effectively the sections need tools to run the sections and products that the
members want. ISA would never have
started over fifty years ago if the people that came to meetings to share their
knowledge charged “market rate” for their presentation. The products today’s members want are
knowledge and networking, the same as fifty years ago; but the delivery
mechanism is different. The products
must be delivered at a time and location that meets the members’ needs and at a
price the member rather than the employer is willing to pay. That is the major change that has taken place
and ISA has not faced that change in either its product design or its business
still has sufficient financial resources to implement a program to serve the
members at a local level but unless they change direction those resources will
not be there in the future. The Society
faces two critical problems in my opinion.
The first is the lack of new volunteer leaders and the second lack of
financial resources at the section level to participate in the Society
governance. In some cases the resources
are not sufficient to even run the section.
Some of the current plans I have heard about will exacerbate the section’s

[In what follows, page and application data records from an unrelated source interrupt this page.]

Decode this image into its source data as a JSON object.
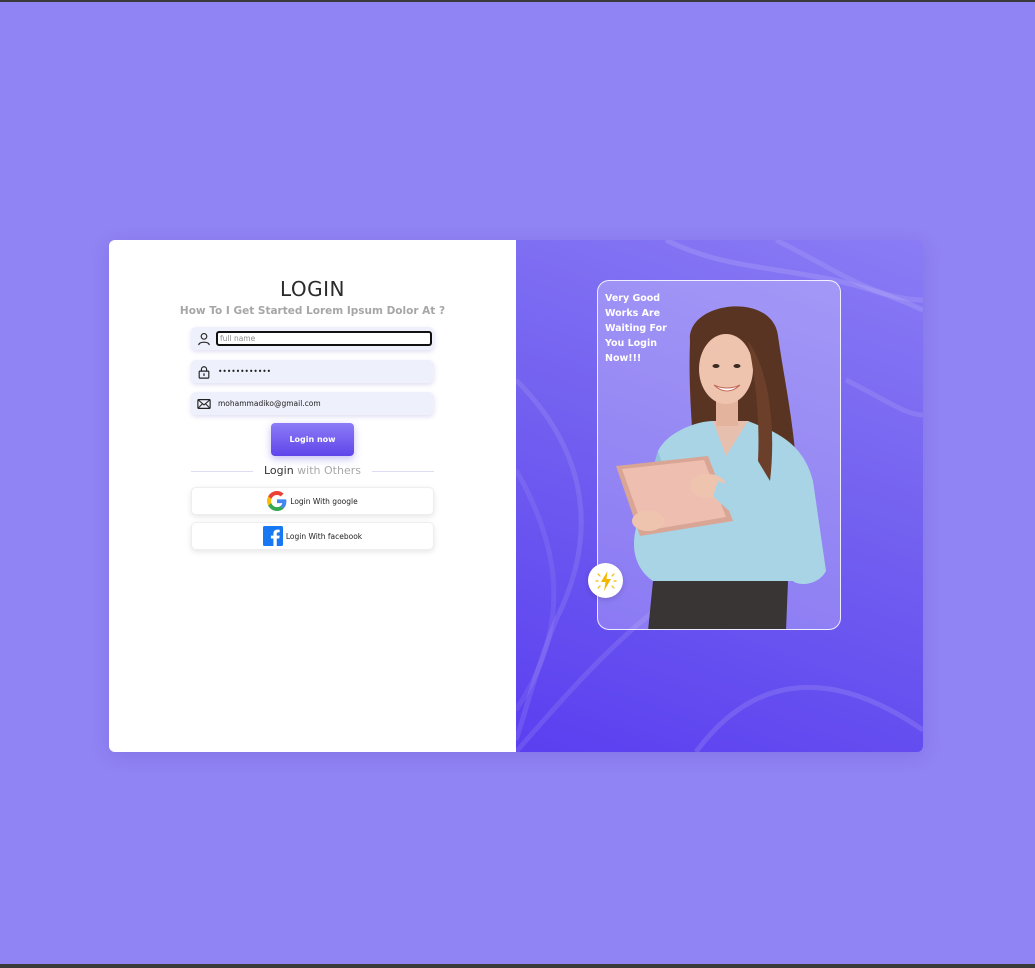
{
  "login": {
    "title": "LOGIN",
    "subtitle": "How To I Get Started Lorem Ipsum Dolor At ?",
    "fullname_placeholder": "full name",
    "password_value": "••••••••••••",
    "email_value": "mohammadiko@gmail.com",
    "button_label": "Login now",
    "divider_primary": "Login",
    "divider_secondary": " with Others",
    "google_label": "Login With google",
    "facebook_label": "Login With facebook"
  },
  "promo": {
    "text": "Very Good Works Are Waiting For You Login Now!!!"
  },
  "colors": {
    "background": "#9083f3",
    "accent": "#6a55ee",
    "google_blue": "#4285F4",
    "google_red": "#EA4335",
    "google_yellow": "#FBBC05",
    "google_green": "#34A853",
    "facebook_blue": "#1877F2",
    "bolt_yellow": "#F5B800"
  },
  "icons": [
    "user-icon",
    "lock-icon",
    "mail-icon",
    "google-icon",
    "facebook-icon",
    "lightning-icon"
  ]
}
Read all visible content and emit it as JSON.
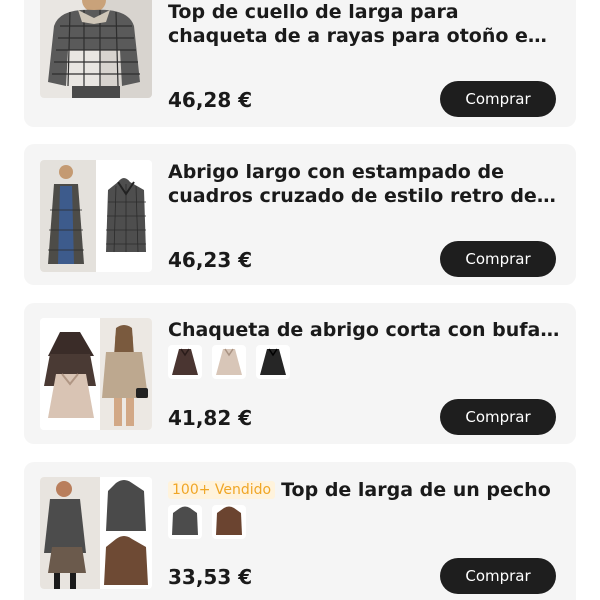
{
  "products": [
    {
      "title": "Top de cuello de larga para chaqueta de a rayas para otoño e invierno",
      "price": "46,28 €",
      "buy_label": "Comprar",
      "image": "plaid-jacket-photo"
    },
    {
      "title": "Abrigo largo con estampado de cuadros cruzado de estilo retro de otoño",
      "price": "46,23 €",
      "buy_label": "Comprar",
      "image": "long-plaid-coat-photo"
    },
    {
      "title": "Chaqueta de abrigo corta con bufanda",
      "price": "41,82 €",
      "buy_label": "Comprar",
      "image": "short-cape-coat-photo",
      "variants": [
        "brown",
        "beige",
        "black"
      ]
    },
    {
      "badge": "100+ Vendido",
      "title": "Top de larga de un pecho",
      "price": "33,53 €",
      "buy_label": "Comprar",
      "image": "hooded-coat-photo",
      "variants": [
        "grey",
        "brown"
      ]
    }
  ],
  "colors": {
    "card_bg": "#f5f5f5",
    "button_bg": "#1e1e1e",
    "badge_text": "#f0a626",
    "badge_bg": "#fff3dc"
  }
}
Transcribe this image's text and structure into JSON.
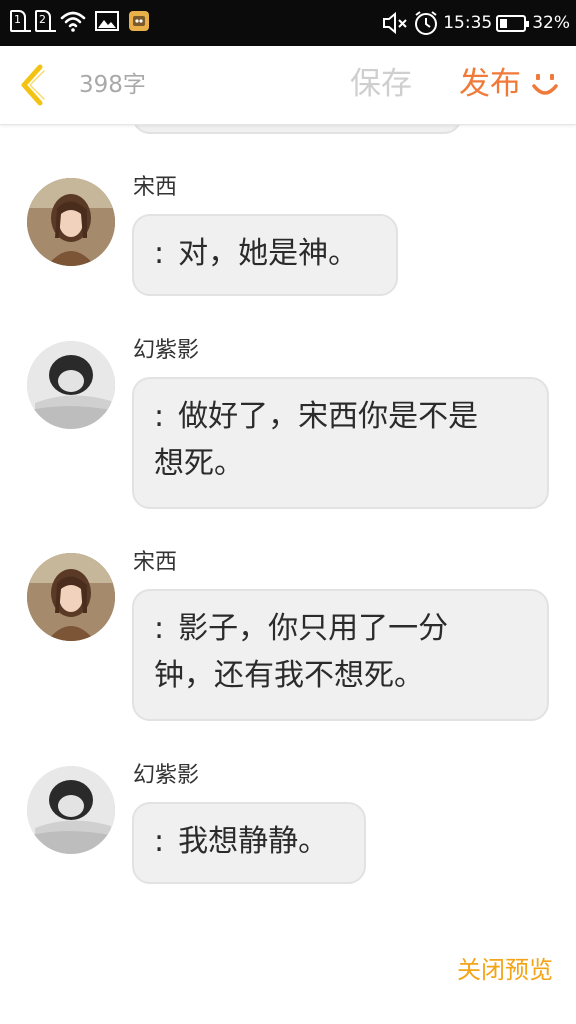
{
  "status_bar": {
    "sim1": "1",
    "sim2": "2",
    "time": "15:35",
    "battery": "32%",
    "battery_level": 0.32,
    "icons": [
      "sim-card-icon",
      "sim-card-icon",
      "wifi-icon",
      "image-icon",
      "app-notification-icon",
      "mute-icon",
      "alarm-icon",
      "battery-icon"
    ]
  },
  "header": {
    "back_icon": "chevron-left-icon",
    "word_count": "398字",
    "save_label": "保存",
    "publish_label": "发布",
    "extra_icon": "smile-icon"
  },
  "messages": [
    {
      "name": "宋西",
      "colon": ":",
      "lines": [
        "对，她是神。"
      ],
      "avatar": "color"
    },
    {
      "name": "幻紫影",
      "colon": ":",
      "lines": [
        "做好了，宋西你是不是",
        "想死。"
      ],
      "avatar": "gray"
    },
    {
      "name": "宋西",
      "colon": ":",
      "lines": [
        "影子，你只用了一分",
        "钟，还有我不想死。"
      ],
      "avatar": "color"
    },
    {
      "name": "幻紫影",
      "colon": ":",
      "lines": [
        "我想静静。"
      ],
      "avatar": "gray"
    }
  ],
  "footer": {
    "close_preview_label": "关闭预览"
  },
  "colors": {
    "accent_publish": "#f07a3a",
    "accent_close": "#f3a417",
    "back_chevron": "#f2c312"
  }
}
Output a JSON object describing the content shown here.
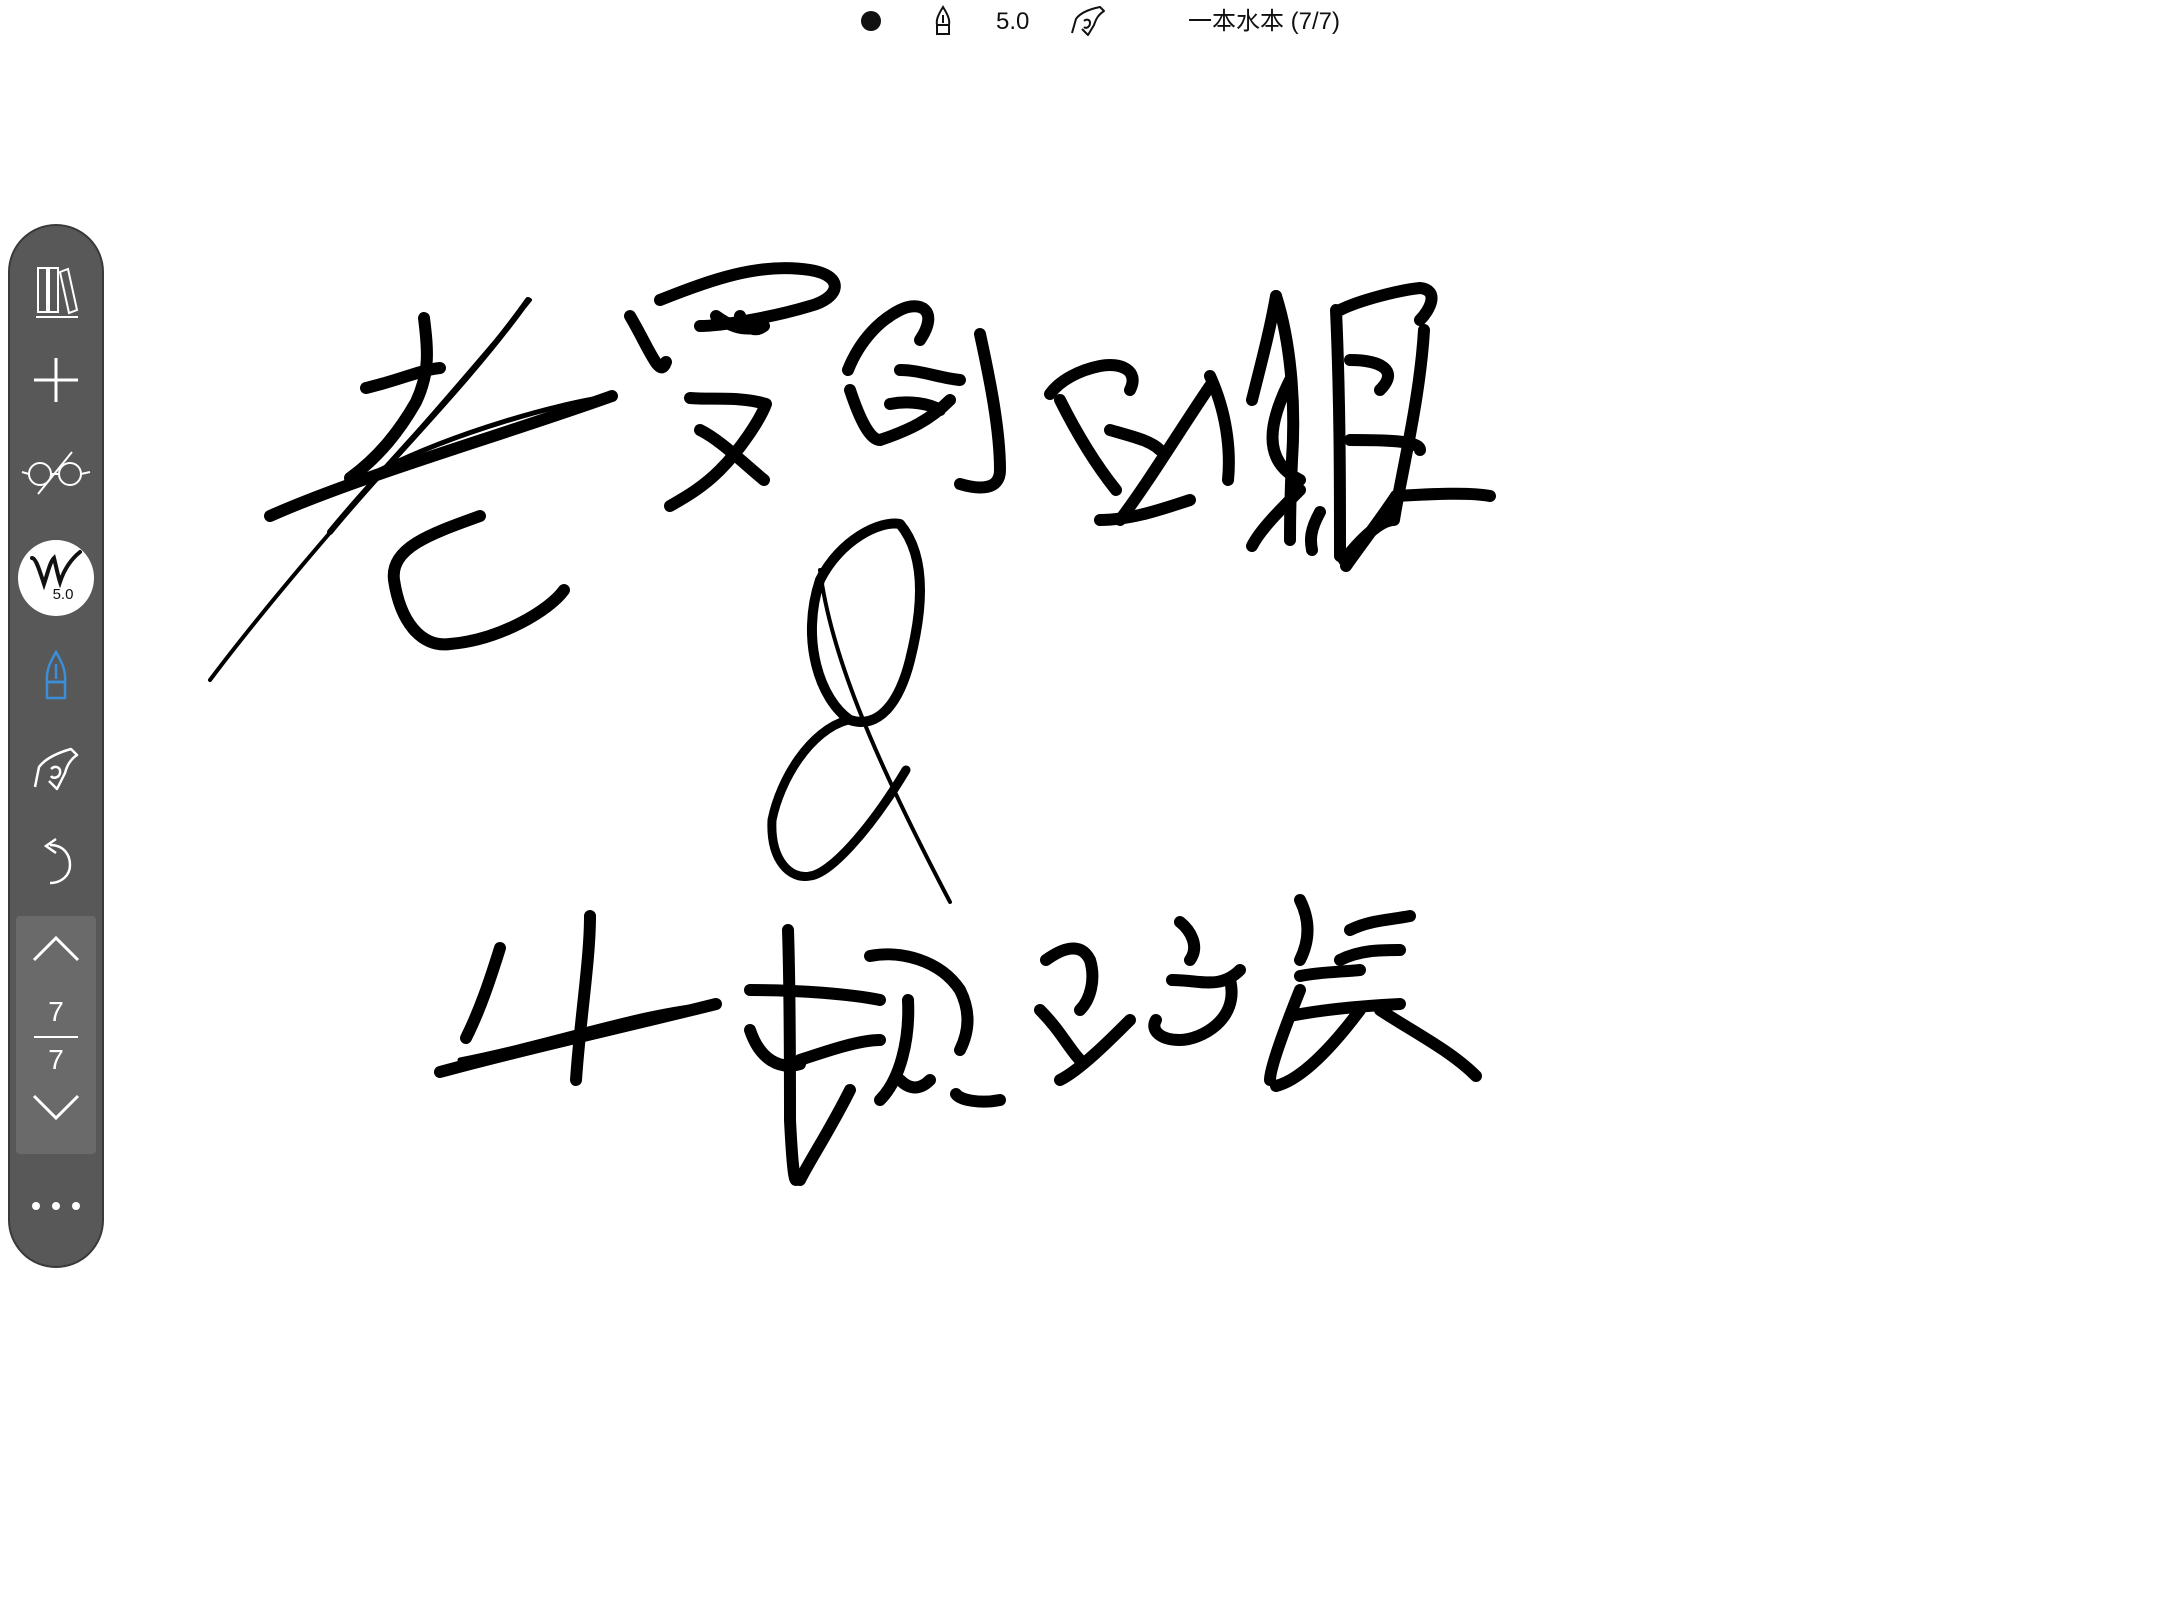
{
  "topbar": {
    "brush_size": "5.0",
    "notebook_title": "一本水本 (7/7)",
    "icons": [
      "color-dot",
      "pen-icon",
      "palm-rejection-icon"
    ]
  },
  "toolbar": {
    "icons": [
      "library-icon",
      "add-page-icon",
      "glasses-icon",
      "brush-icon",
      "pen-tip-icon",
      "hand-icon",
      "undo-icon",
      "chevron-up-icon",
      "chevron-down-icon",
      "more-icon"
    ],
    "brush_size": "5.0",
    "current_page": "7",
    "total_pages": "7",
    "active_tool_color": "#3a8fd8"
  },
  "colors": {
    "ink": "#000000",
    "rail_bg": "#585858",
    "pager_bg": "#6a6a6a"
  }
}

financial problem further by reducing and then ultimately eliminating the dues
rebate in future years. So what should
ISA funds to develop a tool for section leaders to run the section. This should be a runtime MS Access program that
included finance and budgeting, membership list download capabilities,
automatic generation of reports to ISA RTP, and other features to make the
leadership role easier and more effective.
There are many programs for running clubs available on the Internet so
this should not be a major project, but done correctly it could sure make life
for our leaders easier. Some will say
that many sections have their own tools or they use programs like QuickBooks to
manage section finances. That is fine,
they can continue to do that, but others (especially new leaders) will
ultimately find that a well written program targeted at a section’s needs will
be a lot easier to use and to pass on to new leaders.
Staff should then compile a list of courses that our membership has expressed
interest in taking. That list should be
sent to the Education Chair and President of each section with the goal of
prioritizing the development of the courses and finding potential contributors
for either developing or teaching the courses.
The sections might also add courses to the list. The next step would be to identify an ISA
volunteer to be responsible for the development of each course and establish a
schedule for that development. ISA staff
would provide a list of publications and other documents from our Intellectual
Property that would be applicable for each course. The goal being to sell that to students
taking the course with significant discounts to ISA members. The courses would be developed in a
PowerPoint format, put on a CD ROM with all supporting documentation, and made
available to sections for a nominal fee to cover ISA distribution costs for
availability of these courses should attract new members, which in turn will
provide potential new leaders. The
courses will also provide revenue that will be needed to send our leaders to
ISA governance meetings. ISA’s future is
not in providing “market rate” services to its membership; we did not join ISA
for that purpose. We joined ISA for the
opportunity to interact with our fellow professionals, to learn, to share, and
to get recognition for our accomplishments in a relaxed, inexpensive, and
Turn To Contribute: If you agree or disagree with
these thoughts I would like to hear from you.
My e-maiI address is email@example.com. I would also very much appreciate you sending
your comments to the entire ISA Executive Committee. My hope is that they will forward your
thoughts to the rest of the Executive Board.
Some have contended that I am one of only a few members that feel this
way about the condition of ISA as a professional society. I need YOUR help to prove that wrong.
Committee e-mail addresses
President, Bob Ives firstname.lastname@example.org
President, Pino Zani email@example.com
Secretary, Lowell McCaw firstname.lastname@example.org
Leo Staples LeoStaples@mmcable.com
Board of District VP’s, Dawn Schweitzer email@example.com
Board of Department VP’s, Diana Bouchard firstname.lastname@example.org
new: 8/8/03 GJG